[15] D. J. S. Robinson, A property of the lower central series of a group, Math. Z. 107 (1968), 225–231. 10.1007/BF01110261Search in Google Scholar

[16] D. J. S. Robinson, Finiteness Conditions and Generalized Soluble Groups, Springer, Berlin, 1972. 10.1007/978-3-662-07241-7Search in Google Scholar

[17] D. J. S. Robinson, The vanishing of certain homology and cohomology groups, J. Pure Appl. Algebra 7 (1976), 145–167. 10.1016/0022-4049(76)90029-3Search in Google Scholar

[18] D. J. S. Robinson, A Course in the Theory of Groups, 2nd ed., Grad.

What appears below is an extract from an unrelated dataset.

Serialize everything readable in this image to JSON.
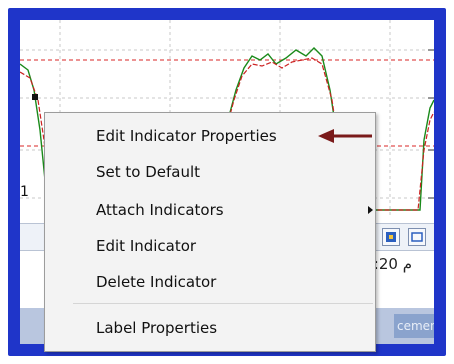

Texts in Math. 80, Springer, New York, 1995. Search in Google Scholar

[19] H. L. Silcock, Metanilpotent groups satisfying the minimal condition for normal subgroups, Math. Z. 135 (1974), 165–173. 10.1007/BF01189353Search in Google Scholar

[20] H. L. Silcock, On the construction of soluble groups satisfying the minimal condition for normal subgroups, Bull. Aust. Math. Soc. 12 (1975), 231–257. 10.1017/S0004972700023844Search in Google Scholar

[21] H. L. Silcock, Representations of metabelian groups satisfying the minimal condition for normal subgroups, Bull. Aust. Math. Soc. 14 (1976), 267–278. 10.1017/S0004972700025089Search in Google Scholar

[22] U. Stammbach, Homology in Group Theory, Lecture Notes in Math. 359, Springer, Berlin, 1973. 10.1007/BFb0067177Search in Google Scholar

[23] J. S. Wilson, Some properties of groups inherited by normal subgroups of finite index, Math. Z. 114 (1970), 19–21. 10.1007/BF01111865Search in Google Scholar

Received: 2018-11-13
Revised: 2019-02-10
Published Online: 2019-03-21
Published in Print: 2019-09-01

© 2020 Walter de Gruyter GmbH, Berlin/Boston

Downloaded on 26.11.2022 from frontend.live.degruyter.dgbricks.com/document/doi/10.1515/jgth-2018-0210/html
Scroll Up Arrow